Series co-host Kathi Kern, herself a professor of history at the University of Kentucky, interviews Anastasia Curwood, Associate Professor and Director, African American & Africana Studies at UK on the role of race in determining who immediately benefitted from ratification of the 19th Amendment, and who had to wait until many decades later and passage of the Voting Rights Act of 1965.
The 19th Amendment, 100 Years Later
About the series
The 19th Amendment to the U.S. Constitution states that “The right of citizens of the United States to vote shall not be denied or abridged by the United States or by any State on account of sex.” It was passed by Congress on June 4, 1919, and obtained the agreement of the states on August 18, 1920, when Tennessee became the 36th state to ratify.

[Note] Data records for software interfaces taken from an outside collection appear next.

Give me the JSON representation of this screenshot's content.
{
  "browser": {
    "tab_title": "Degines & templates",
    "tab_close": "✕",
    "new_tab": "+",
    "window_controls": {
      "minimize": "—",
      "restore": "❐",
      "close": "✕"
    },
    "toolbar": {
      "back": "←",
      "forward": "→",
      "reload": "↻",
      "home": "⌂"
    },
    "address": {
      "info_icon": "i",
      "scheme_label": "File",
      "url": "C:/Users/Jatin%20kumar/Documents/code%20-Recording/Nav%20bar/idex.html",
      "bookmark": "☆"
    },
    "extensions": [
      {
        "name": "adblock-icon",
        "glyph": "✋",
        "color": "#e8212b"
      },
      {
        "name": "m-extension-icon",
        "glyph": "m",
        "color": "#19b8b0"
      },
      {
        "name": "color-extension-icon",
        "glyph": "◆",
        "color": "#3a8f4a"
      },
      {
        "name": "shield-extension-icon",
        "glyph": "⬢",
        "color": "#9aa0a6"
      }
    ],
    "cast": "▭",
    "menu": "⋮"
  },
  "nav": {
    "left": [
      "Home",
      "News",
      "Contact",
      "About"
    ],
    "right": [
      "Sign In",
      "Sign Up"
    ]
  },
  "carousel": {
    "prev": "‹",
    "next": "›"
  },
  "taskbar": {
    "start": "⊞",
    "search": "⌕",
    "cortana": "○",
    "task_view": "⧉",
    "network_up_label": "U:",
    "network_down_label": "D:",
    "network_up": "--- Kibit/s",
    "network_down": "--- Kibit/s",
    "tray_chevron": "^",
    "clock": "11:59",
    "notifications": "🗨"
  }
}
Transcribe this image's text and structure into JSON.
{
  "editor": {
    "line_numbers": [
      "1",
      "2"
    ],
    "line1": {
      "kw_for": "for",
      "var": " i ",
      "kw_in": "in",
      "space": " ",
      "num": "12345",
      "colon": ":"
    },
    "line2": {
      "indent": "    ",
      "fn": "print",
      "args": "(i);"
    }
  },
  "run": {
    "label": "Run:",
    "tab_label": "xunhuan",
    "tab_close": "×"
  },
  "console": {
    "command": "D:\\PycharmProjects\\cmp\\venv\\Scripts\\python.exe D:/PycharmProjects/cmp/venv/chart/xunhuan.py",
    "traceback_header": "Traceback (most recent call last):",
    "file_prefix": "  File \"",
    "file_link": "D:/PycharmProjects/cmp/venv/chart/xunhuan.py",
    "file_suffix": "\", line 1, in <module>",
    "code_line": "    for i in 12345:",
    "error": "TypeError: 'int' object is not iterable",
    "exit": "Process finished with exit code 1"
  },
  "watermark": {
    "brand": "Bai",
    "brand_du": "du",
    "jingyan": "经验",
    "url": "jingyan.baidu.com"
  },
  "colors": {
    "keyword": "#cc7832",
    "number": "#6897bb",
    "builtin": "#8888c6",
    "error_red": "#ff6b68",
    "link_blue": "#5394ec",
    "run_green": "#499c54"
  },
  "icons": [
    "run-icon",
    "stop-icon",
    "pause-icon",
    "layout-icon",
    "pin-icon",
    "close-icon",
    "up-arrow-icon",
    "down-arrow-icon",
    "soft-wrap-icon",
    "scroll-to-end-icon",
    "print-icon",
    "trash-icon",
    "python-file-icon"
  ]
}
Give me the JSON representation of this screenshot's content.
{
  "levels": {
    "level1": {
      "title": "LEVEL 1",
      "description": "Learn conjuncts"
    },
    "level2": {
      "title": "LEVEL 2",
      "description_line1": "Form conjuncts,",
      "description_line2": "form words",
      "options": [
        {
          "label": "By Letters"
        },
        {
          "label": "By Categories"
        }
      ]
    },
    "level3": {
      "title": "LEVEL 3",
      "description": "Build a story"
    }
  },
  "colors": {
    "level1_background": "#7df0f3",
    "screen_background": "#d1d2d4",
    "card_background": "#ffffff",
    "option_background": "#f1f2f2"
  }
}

This yearlong series commemorates the amendment’s 100th anniversary, exploring the events that led up to its passage and considering its continuing relevance today. As we will discover, the suffrage movement varied greatly from state to state, and race and class played a key role in determining how an individual experienced the struggle. Significantly, the expansion of the right to vote in general was not a smooth, linear process; over the course of the nineteenth century, the expansion of the franchise to all white men regardless of wealth and property occurred alongside a restriction of the voting rights of women and free black men. As a result, this series both celebrates the passage of the 19th Amendment as a tremendous achievement in the realm of women’s rights and recognizes the complex, and sometimes dark, history of voting rights in the United States. It is a quintessentially American story.